As you can see, because the tests make use of both the NUnit and NMock2 frameworks, I need to copy all of the relevant dll’s from those frameworks into the build directory before the tests can run. NUnit is an interesting one, because sometimes you can get away (by sheer fluke) with this step and NAnt will fallback to using the NUnit version that is installed in the GAC (if you installed NUnit on your machine). This is problematic though. If you upgrade the version of NUnit in your tools directory and build your tests against that version of NUnit, you will only be able to run the tests using the GAC version if it matches the one in your tool directory. If the versions are different, you will get an error when you try to run your test. Again, getting back to the principle of “keeping everything you need to run the project in one place” it is best to avoid reliance on the GAC for NUnit and the like. This is why all of the necessary dlls from both frameworks are being copied into build directory. If I were to stop there, the build directory would look like this after running the test target:

BuildDirectoryPreTest2

As you can see all of the files we actually are responsible for generating/maintaining are at the top of the directory (notice the config file with the correct NUnit naming convention), all of the other 22 dlls (that list could be streamlined by changing the filter for the fileset) are purely there for running the tests.

With the supporting files all in place it is time to run the tests. To accomplish this, it is time to use a new task. The exec task. Again, I am not going to go into all of the details, attributes etc for the exec task, as the NAnt docs do a good job of that. I’m going to focus on using it to run NUnit. I’ll need to update my test target:

    <copy todir="build" flatten="true">
        <fileset basedir="tools">
            <include name="**\NMock2.dll" />
        </fileset>
    </copy>

    <copy todir="build" flatten="true">
        <fileset basedir="tools\nunit\bin">
            <include name="*.dll" />
        </fileset>
    </copy>

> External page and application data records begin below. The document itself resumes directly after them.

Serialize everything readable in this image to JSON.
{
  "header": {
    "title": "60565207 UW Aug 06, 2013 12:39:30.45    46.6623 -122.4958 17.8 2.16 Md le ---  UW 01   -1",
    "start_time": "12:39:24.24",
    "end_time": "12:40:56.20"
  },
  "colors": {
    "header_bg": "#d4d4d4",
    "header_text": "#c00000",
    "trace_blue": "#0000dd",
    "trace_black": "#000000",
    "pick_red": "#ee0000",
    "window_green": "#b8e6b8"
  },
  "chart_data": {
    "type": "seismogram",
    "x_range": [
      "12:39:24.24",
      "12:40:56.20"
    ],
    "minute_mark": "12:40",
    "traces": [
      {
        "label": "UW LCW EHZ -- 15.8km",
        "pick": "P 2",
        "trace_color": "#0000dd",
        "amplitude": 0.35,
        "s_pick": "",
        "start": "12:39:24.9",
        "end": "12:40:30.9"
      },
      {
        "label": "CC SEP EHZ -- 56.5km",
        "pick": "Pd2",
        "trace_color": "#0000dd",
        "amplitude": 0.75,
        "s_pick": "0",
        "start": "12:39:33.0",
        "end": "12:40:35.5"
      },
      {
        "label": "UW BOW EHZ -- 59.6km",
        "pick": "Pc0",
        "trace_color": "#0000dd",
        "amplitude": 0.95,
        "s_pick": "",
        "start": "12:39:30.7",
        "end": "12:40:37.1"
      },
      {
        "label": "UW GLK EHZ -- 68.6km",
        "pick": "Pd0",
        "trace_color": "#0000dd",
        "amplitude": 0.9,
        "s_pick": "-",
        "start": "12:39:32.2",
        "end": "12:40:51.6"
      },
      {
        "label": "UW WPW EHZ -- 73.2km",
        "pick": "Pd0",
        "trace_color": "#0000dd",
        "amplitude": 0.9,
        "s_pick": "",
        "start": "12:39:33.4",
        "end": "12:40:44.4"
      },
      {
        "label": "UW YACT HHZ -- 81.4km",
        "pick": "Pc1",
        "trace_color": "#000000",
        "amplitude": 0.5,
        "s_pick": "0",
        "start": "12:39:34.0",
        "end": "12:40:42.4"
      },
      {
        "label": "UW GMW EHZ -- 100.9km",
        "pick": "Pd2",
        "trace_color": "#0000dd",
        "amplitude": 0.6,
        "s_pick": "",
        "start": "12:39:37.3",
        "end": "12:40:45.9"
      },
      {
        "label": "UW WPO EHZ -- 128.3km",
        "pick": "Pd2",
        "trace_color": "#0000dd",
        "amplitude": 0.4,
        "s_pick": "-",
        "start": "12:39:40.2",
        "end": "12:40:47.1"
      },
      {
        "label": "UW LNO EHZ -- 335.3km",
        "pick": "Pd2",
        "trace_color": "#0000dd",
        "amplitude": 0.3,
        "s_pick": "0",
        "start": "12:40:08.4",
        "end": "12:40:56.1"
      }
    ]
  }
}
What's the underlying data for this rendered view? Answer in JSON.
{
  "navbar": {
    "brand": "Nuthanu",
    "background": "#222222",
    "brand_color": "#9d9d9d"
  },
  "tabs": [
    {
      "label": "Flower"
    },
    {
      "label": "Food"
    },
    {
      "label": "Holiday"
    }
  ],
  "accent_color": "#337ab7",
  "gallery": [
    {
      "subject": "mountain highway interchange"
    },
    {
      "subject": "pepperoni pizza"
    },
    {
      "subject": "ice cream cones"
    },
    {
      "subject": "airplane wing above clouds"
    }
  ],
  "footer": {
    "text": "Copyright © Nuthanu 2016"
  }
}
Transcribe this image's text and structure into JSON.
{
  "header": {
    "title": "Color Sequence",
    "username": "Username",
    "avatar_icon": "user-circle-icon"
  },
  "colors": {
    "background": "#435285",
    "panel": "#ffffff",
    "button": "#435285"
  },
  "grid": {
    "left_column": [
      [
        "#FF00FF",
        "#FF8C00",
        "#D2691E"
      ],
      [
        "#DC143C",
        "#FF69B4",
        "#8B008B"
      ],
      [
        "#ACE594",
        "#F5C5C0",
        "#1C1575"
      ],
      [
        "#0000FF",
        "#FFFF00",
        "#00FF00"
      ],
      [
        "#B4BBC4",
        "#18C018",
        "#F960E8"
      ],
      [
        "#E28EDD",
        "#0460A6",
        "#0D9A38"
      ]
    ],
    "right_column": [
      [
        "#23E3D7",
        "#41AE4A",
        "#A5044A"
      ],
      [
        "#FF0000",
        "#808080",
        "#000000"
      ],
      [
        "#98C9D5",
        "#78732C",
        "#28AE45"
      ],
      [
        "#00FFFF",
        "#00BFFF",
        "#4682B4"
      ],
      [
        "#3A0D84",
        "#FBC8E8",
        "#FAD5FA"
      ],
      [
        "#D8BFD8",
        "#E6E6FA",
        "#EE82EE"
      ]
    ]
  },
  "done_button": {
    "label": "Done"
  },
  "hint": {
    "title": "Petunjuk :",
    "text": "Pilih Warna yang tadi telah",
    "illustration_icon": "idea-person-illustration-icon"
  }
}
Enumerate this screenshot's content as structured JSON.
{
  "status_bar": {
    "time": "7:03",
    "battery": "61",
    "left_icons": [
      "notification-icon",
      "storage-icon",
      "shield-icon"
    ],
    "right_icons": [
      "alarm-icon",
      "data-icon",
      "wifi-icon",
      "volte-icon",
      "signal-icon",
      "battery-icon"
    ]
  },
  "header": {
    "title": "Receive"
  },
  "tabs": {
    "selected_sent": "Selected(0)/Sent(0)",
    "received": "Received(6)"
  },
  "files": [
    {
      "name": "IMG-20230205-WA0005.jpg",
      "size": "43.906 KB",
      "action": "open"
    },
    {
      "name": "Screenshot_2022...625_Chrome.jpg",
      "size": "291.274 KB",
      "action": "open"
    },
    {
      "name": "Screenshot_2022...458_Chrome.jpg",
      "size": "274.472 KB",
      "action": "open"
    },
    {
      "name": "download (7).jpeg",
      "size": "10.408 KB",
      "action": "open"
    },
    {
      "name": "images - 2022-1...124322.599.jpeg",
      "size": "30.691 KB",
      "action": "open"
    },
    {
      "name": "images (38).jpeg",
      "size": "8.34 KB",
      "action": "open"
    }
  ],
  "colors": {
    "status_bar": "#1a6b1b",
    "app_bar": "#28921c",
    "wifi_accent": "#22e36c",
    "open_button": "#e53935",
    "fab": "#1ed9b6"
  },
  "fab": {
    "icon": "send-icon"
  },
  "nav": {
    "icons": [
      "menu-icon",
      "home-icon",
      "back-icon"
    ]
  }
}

    <strong><exec basedir="tools\nunit\bin"
          useruntimeengine="true"
          workingdir="build"
          program="nunit-console.exe"
          commandline="${nant.project.name}.Test.dll /xml=${nant.project.name}.Test-Result.xml" /></strong>            

</target>

Pay attention to 2 of the key attributes : basedir and workingdir. basedir is the directory that the program I want to execute is in. workingdir is the directory in which the program will execute (hence the need to copy all required dlls,config files etc to the build directory). The program attribute is self explanatory, and finally the commandline attribute is the argument string to invoke the program with. Notice I am telling nunit to execute against the test library I have place in the build directory (DotNetRocks.Test.dll), and I want the results of the tests to be placed in a file named DotNetRocks.Test-Result.xml (this file will be placed in the build directory). If I run my test target now I will get the high level results output to the console, consoleoutputas well as a xml file containing detailed tests results placed in the build directorytestresults. As a quick heads up for things to come, I will talk about how you can integrate the results that are spit out by the NUnit console into a continuous build engine (CC.Net), for analyzation and integration of the results into the build process.

Hopefully this will get you started on the way to integrating automated tests into your build infrastructure. Next up, let’s bring the DB into the picture!